Overly dry air indoors is horrible. It affects everything from your skin to your breathing to your home’s paintwork. While there’s nothing much you can do about dry air in the office, the WFH revolution gives you the chance, among other pluses, to get the air in which you work perfect.
Five years ago, after spending £37.5m on development, Dyson introduced its remarkable AM10 home humidifier, which I know from readers’ emails I received at the time was a game-changer for many. Being able to live and sleep with air controlled to a perfect 45 per cent humidity (or whatever percentage you prefer, controllable from an app) made people feel exceptionally well. And seeing as it was a complex Dyson product, engineered to within an inch of its life, the fine mist of humid air it pumped out wasn’t laden with just any water – it was Dyson water, filtered, purified from dust, pollen nitrogen dioxide and benzene, and disinfected with ultraviolet light to kill bugs.
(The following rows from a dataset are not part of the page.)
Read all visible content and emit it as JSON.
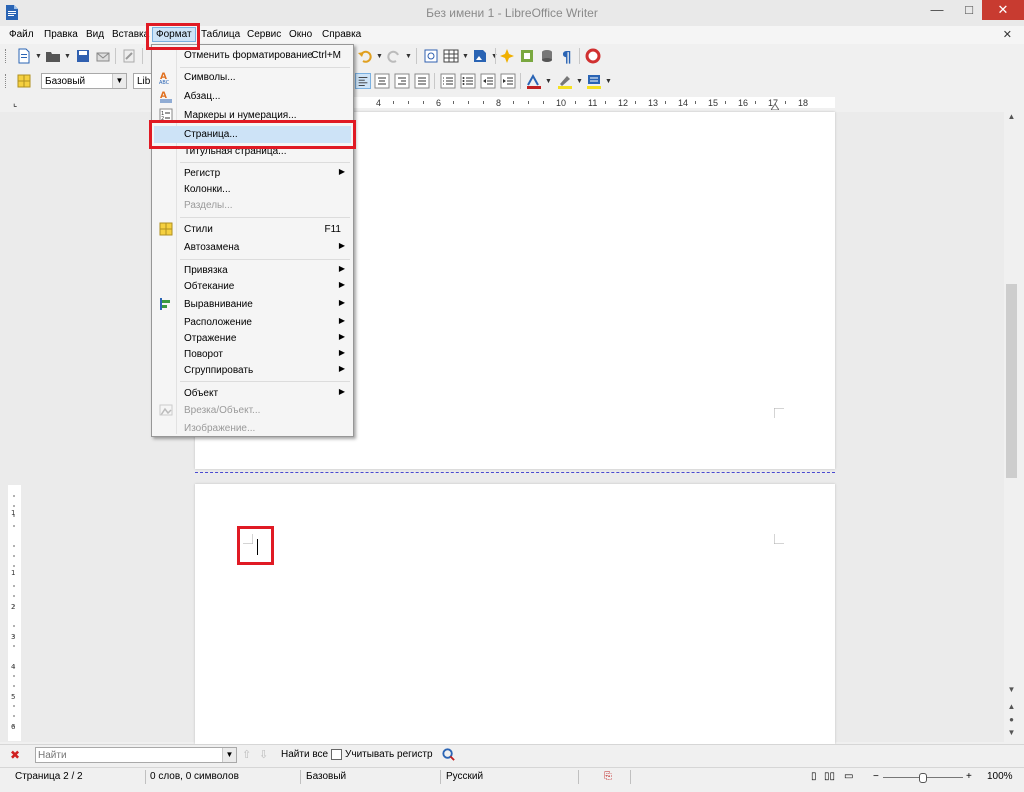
{
  "window": {
    "title": "Без имени 1 - LibreOffice Writer"
  },
  "menubar": {
    "items": [
      "Файл",
      "Правка",
      "Вид",
      "Вставка",
      "Формат",
      "Таблица",
      "Сервис",
      "Окно",
      "Справка"
    ],
    "close": "✕"
  },
  "toolbar2": {
    "style_value": "Базовый",
    "font_value": "Lib"
  },
  "ruler": {
    "numbers": [
      "4",
      "6",
      "8",
      "10",
      "11",
      "12",
      "13",
      "14",
      "15",
      "16",
      "17",
      "18"
    ]
  },
  "format_menu": {
    "items": [
      {
        "label": "Отменить форматирование",
        "shortcut": "Ctrl+M"
      },
      {
        "label": "Символы..."
      },
      {
        "label": "Абзац..."
      },
      {
        "label": "Маркеры и нумерация..."
      },
      {
        "label": "Страница..."
      },
      {
        "label": "Титульная страница..."
      },
      {
        "label": "Регистр"
      },
      {
        "label": "Колонки..."
      },
      {
        "label": "Разделы..."
      },
      {
        "label": "Стили",
        "shortcut": "F11"
      },
      {
        "label": "Автозамена"
      },
      {
        "label": "Привязка"
      },
      {
        "label": "Обтекание"
      },
      {
        "label": "Выравнивание"
      },
      {
        "label": "Расположение"
      },
      {
        "label": "Отражение"
      },
      {
        "label": "Поворот"
      },
      {
        "label": "Сгруппировать"
      },
      {
        "label": "Объект"
      },
      {
        "label": "Врезка/Объект..."
      },
      {
        "label": "Изображение..."
      }
    ]
  },
  "findbar": {
    "placeholder": "Найти",
    "find_all": "Найти все",
    "match_case": "Учитывать регистр"
  },
  "statusbar": {
    "page": "Страница 2 / 2",
    "words": "0 слов, 0 символов",
    "style": "Базовый",
    "language": "Русский",
    "zoom": "100%"
  },
  "colors": {
    "highlight": "#e01a24",
    "menu_hover": "#cde3f7",
    "close_button": "#c83b30"
  }
}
The reason not everyone – even confirmed Dysonistas – was a fan, however, was that the AM10 humidifier wasn’t a fan. I know that a lot of people on hot, dry summer days would have it on alongside, or across the room from, a tall Dyson cooling fan.
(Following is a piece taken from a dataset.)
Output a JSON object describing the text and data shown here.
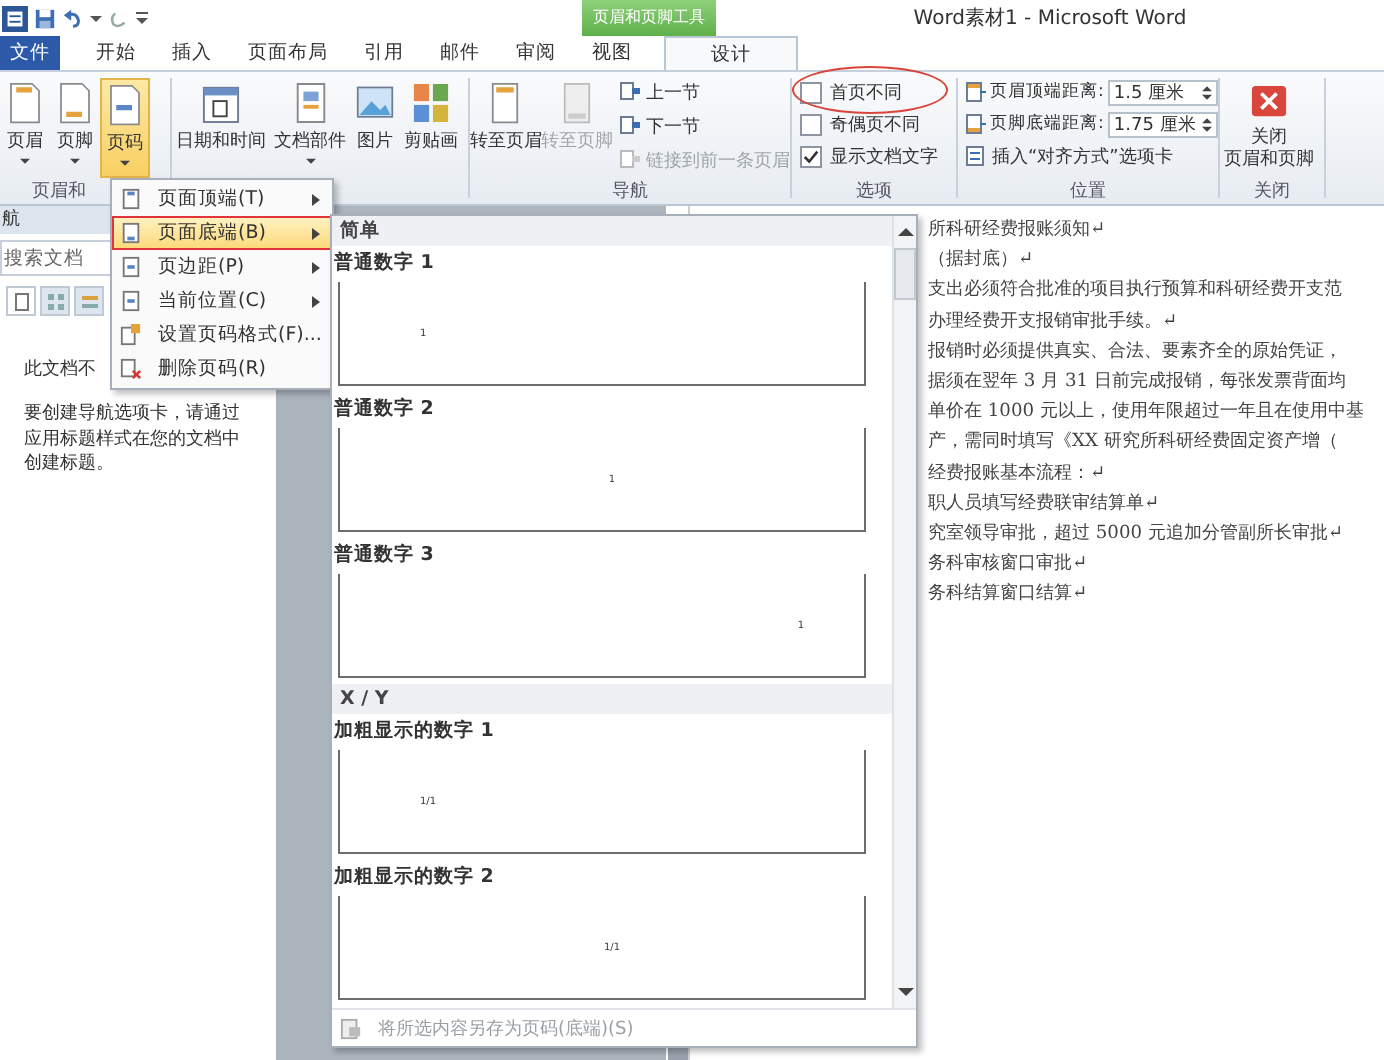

Even then, Dyson was working on a way to integrate a fan and a humidifier, and the result is the Pure Humidify+Cool, a sample of which is wafting 320 litres per second of cool, luscious air over me as I write this. And yes, said the engineer who briefed me, it even works – if a little less powerfully – when you have windows open.
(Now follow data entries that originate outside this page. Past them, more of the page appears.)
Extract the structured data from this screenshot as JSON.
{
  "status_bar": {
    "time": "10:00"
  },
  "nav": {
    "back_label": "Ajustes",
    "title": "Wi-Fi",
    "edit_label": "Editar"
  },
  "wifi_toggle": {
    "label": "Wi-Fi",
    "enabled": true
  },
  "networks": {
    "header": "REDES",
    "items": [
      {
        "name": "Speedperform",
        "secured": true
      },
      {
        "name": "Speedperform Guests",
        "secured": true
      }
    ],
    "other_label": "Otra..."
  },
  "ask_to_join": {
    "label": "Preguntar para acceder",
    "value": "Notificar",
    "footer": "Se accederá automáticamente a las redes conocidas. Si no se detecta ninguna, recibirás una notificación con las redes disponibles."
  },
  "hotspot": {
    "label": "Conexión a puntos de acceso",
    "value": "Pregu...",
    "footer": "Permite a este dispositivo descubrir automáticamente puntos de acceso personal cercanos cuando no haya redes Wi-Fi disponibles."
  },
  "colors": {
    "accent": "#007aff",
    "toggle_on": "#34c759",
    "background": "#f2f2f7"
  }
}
Is there a warm- and cool-air humidifier in development? The engineer wouldn’t say, but it would seem a logical step.